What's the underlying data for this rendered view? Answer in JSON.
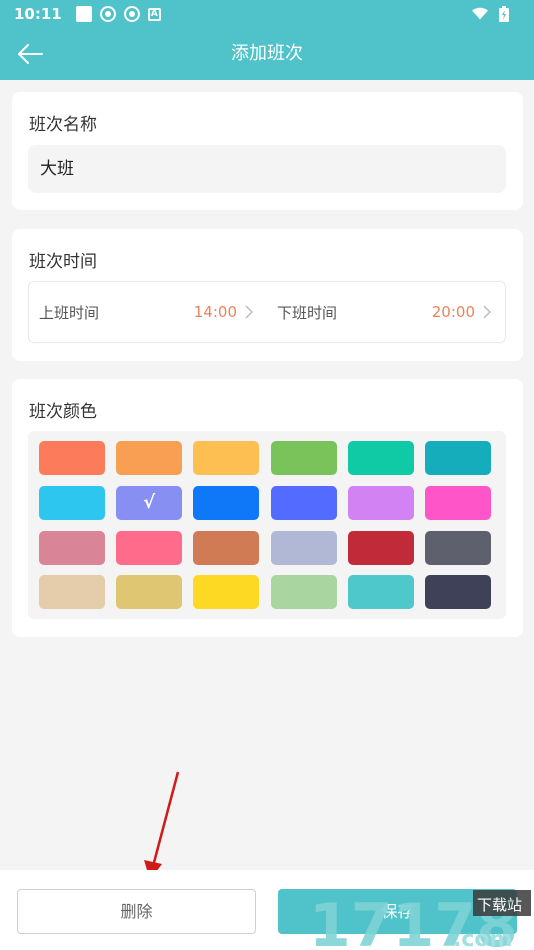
{
  "status_bar": {
    "time": "10:11",
    "icons": [
      "square-icon",
      "settings-icon",
      "settings-icon",
      "a-icon",
      "wifi-icon",
      "battery-charging-icon"
    ]
  },
  "header": {
    "title": "添加班次",
    "back_icon": "arrow-left-icon",
    "bg_color": "#4fc3c9"
  },
  "name_section": {
    "title": "班次名称",
    "value": "大班"
  },
  "time_section": {
    "title": "班次时间",
    "start_label": "上班时间",
    "start_value": "14:00",
    "end_label": "下班时间",
    "end_value": "20:00",
    "value_color": "#e8855d"
  },
  "color_section": {
    "title": "班次颜色",
    "selected_index": 7,
    "check_mark": "√",
    "colors": [
      "#fc7b5a",
      "#f99f53",
      "#fdbf52",
      "#7ac35a",
      "#10c9a5",
      "#15adbc",
      "#2dc6ee",
      "#8790f2",
      "#0f78f8",
      "#536bfe",
      "#d282f2",
      "#fe56c8",
      "#d98497",
      "#fe6b8b",
      "#d17b55",
      "#b1b8d6",
      "#c12b39",
      "#5e606e",
      "#e5ccab",
      "#dfc672",
      "#fdd923",
      "#a9d6a0",
      "#4ec8cb",
      "#3e4157"
    ]
  },
  "actions": {
    "delete_label": "删除",
    "save_label": "保存"
  },
  "watermark": {
    "text": "17178",
    "sub": ".com",
    "tag": "下载站"
  }
}
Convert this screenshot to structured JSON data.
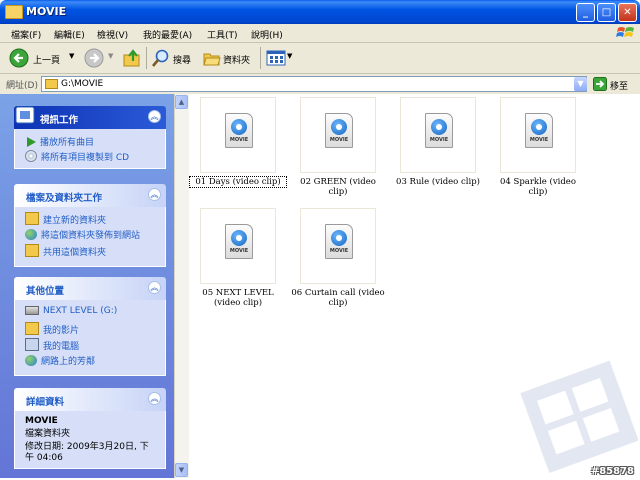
{
  "window": {
    "title": "MOVIE"
  },
  "menu": [
    "檔案(F)",
    "編輯(E)",
    "檢視(V)",
    "我的最愛(A)",
    "工具(T)",
    "說明(H)"
  ],
  "toolbar": {
    "back_label": "上一頁",
    "search_label": "搜尋",
    "folders_label": "資料夾"
  },
  "address": {
    "label": "網址(D)",
    "value": "G:\\MOVIE",
    "go_label": "移至"
  },
  "panels": {
    "video_tasks": {
      "title": "視訊工作",
      "items": [
        "播放所有曲目",
        "將所有項目複製到 CD"
      ]
    },
    "file_tasks": {
      "title": "檔案及資料夾工作",
      "items": [
        "建立新的資料夾",
        "將這個資料夾發佈到網站",
        "共用這個資料夾"
      ]
    },
    "other_places": {
      "title": "其他位置",
      "items": [
        "NEXT LEVEL (G:)",
        "我的影片",
        "我的電腦",
        "網路上的芳鄰"
      ]
    },
    "details": {
      "title": "詳細資料",
      "name": "MOVIE",
      "type": "檔案資料夾",
      "modified_line1": "修改日期: 2009年3月20日, 下",
      "modified_line2": "午 04:06"
    }
  },
  "files": [
    {
      "caption": "01 Days (video clip)"
    },
    {
      "caption": "02 GREEN (video clip)"
    },
    {
      "caption": "03 Rule (video clip)"
    },
    {
      "caption": "04 Sparkle (video clip)"
    },
    {
      "caption": "05 NEXT LEVEL (video clip)"
    },
    {
      "caption": "06 Curtain call (video clip)"
    }
  ],
  "file_icon_label": "MOVIE",
  "watermark": "#85878"
}
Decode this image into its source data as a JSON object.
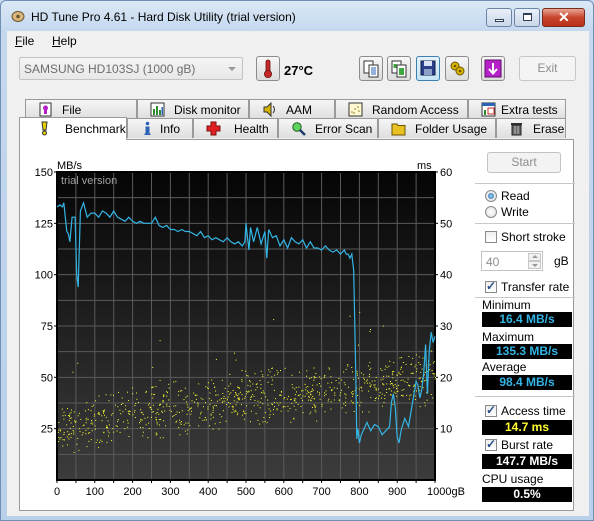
{
  "window": {
    "title": "HD Tune Pro 4.61 - Hard Disk Utility (trial version)",
    "controls": [
      "minimize",
      "maximize",
      "close"
    ]
  },
  "menu": [
    {
      "label": "File",
      "accel": "F",
      "rest": "ile"
    },
    {
      "label": "Help",
      "accel": "H",
      "rest": "elp"
    }
  ],
  "toolbar": {
    "drive": "SAMSUNG HD103SJ (1000 gB)",
    "temperature": "27°C",
    "icons": [
      "copy-text-icon",
      "copy-screenshot-icon",
      "save-icon",
      "options-icon",
      "download-icon"
    ],
    "exit_label": "Exit"
  },
  "tabs": {
    "row1": [
      "File Benchmark",
      "Disk monitor",
      "AAM",
      "Random Access",
      "Extra tests"
    ],
    "row2": [
      "Benchmark",
      "Info",
      "Health",
      "Error Scan",
      "Folder Usage",
      "Erase"
    ],
    "selected": "Benchmark"
  },
  "side": {
    "start_label": "Start",
    "read_label": "Read",
    "write_label": "Write",
    "mode": "Read",
    "short_stroke_label": "Short stroke",
    "short_stroke_checked": false,
    "short_stroke_value": "40",
    "short_stroke_unit": "gB",
    "transfer_rate_label": "Transfer rate",
    "transfer_rate_checked": true,
    "minimum_label": "Minimum",
    "minimum_value": "16.4 MB/s",
    "maximum_label": "Maximum",
    "maximum_value": "135.3 MB/s",
    "average_label": "Average",
    "average_value": "98.4 MB/s",
    "access_time_label": "Access time",
    "access_time_checked": true,
    "access_time_value": "14.7 ms",
    "burst_rate_label": "Burst rate",
    "burst_rate_checked": true,
    "burst_rate_value": "147.7 MB/s",
    "cpu_label": "CPU usage",
    "cpu_value": "0.5%",
    "colors": {
      "transfer": "#33b5e5",
      "access": "#ffff33",
      "burst": "#ffffff"
    }
  },
  "chart_data": {
    "type": "line",
    "watermark": "trial version",
    "xlabel": "gB",
    "ylabel_left": "MB/s",
    "ylabel_right": "ms",
    "xlim": [
      0,
      1000
    ],
    "ylim_left": [
      0,
      150
    ],
    "ylim_right": [
      0,
      60
    ],
    "x_ticks": [
      "0",
      "100",
      "200",
      "300",
      "400",
      "500",
      "600",
      "700",
      "800",
      "900",
      "1000gB"
    ],
    "y_ticks_left": [
      "150",
      "125",
      "100",
      "75",
      "50",
      "25"
    ],
    "y_ticks_right": [
      "60",
      "50",
      "40",
      "30",
      "20",
      "10"
    ],
    "grid": true,
    "series": [
      {
        "name": "Transfer rate (MB/s)",
        "color": "#33b5e5",
        "x": [
          0,
          8,
          14,
          18,
          22,
          26,
          30,
          34,
          40,
          45,
          48,
          52,
          56,
          62,
          70,
          80,
          90,
          100,
          110,
          120,
          130,
          140,
          150,
          160,
          170,
          180,
          190,
          200,
          210,
          220,
          230,
          240,
          250,
          260,
          270,
          280,
          290,
          300,
          310,
          320,
          330,
          340,
          350,
          360,
          370,
          380,
          390,
          400,
          410,
          420,
          430,
          440,
          450,
          460,
          470,
          480,
          490,
          497,
          500,
          504,
          508,
          512,
          520,
          530,
          540,
          550,
          555,
          560,
          570,
          580,
          590,
          600,
          610,
          620,
          630,
          640,
          650,
          660,
          670,
          680,
          690,
          700,
          710,
          720,
          730,
          740,
          750,
          760,
          765,
          770,
          775,
          780,
          785,
          790,
          793,
          796,
          800,
          805,
          810,
          820,
          830,
          840,
          850,
          860,
          870,
          880,
          885,
          890,
          895,
          900,
          905,
          910,
          920,
          930,
          940,
          950,
          955,
          960,
          965,
          970,
          975,
          980,
          985,
          990,
          995,
          1000
        ],
        "values": [
          133,
          134,
          133,
          135,
          128,
          121,
          120,
          116,
          128,
          128,
          128,
          100,
          94,
          131,
          135,
          128,
          130,
          130,
          128,
          131,
          130,
          128,
          131,
          128,
          127,
          126,
          128,
          126,
          125,
          126,
          125,
          125,
          125,
          128,
          124,
          123,
          124,
          122,
          122,
          121,
          122,
          121,
          121,
          120,
          119,
          121,
          118,
          119,
          117,
          118,
          117,
          116,
          118,
          116,
          115,
          116,
          114,
          116,
          125,
          118,
          112,
          123,
          116,
          123,
          115,
          121,
          108,
          122,
          118,
          119,
          114,
          117,
          113,
          118,
          116,
          115,
          117,
          113,
          116,
          113,
          113,
          112,
          114,
          112,
          111,
          112,
          110,
          112,
          110,
          110,
          108,
          110,
          102,
          56,
          20,
          25,
          18,
          22,
          24,
          28,
          24,
          27,
          26,
          22,
          24,
          26,
          38,
          42,
          35,
          21,
          18,
          24,
          30,
          26,
          37,
          48,
          46,
          40,
          44,
          52,
          66,
          42,
          63,
          72,
          67,
          70
        ]
      },
      {
        "name": "Access time (ms)",
        "color": "#ffff33",
        "type": "scatter",
        "description": "~1000 scattered points rising from ~5-15 ms at 0 gB to ~12-24 ms at 1000 gB; outliers up to ~29 ms",
        "trend_x": [
          0,
          100,
          200,
          300,
          400,
          500,
          600,
          700,
          800,
          900,
          1000
        ],
        "trend_mean_ms": [
          9.5,
          11.5,
          13,
          14,
          15,
          16,
          16.5,
          17,
          18,
          19,
          20
        ],
        "spread_ms": [
          5,
          6,
          6,
          6,
          6,
          6,
          6,
          6,
          6,
          6,
          6
        ]
      }
    ]
  }
}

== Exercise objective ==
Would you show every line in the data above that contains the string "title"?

== Completed task ==
    "title": "添加班次",
    "title": "班次名称",
    "title": "班次时间",
    "title": "班次颜色",
    "title": "MOVIE"
      "title": "視訊工作",
      "title": "檔案及資料夾工作",
      "title": "其他位置",
      "title": "詳細資料",
    "title": "HD Tune Pro 4.61 - Hard Disk Utility (trial version)",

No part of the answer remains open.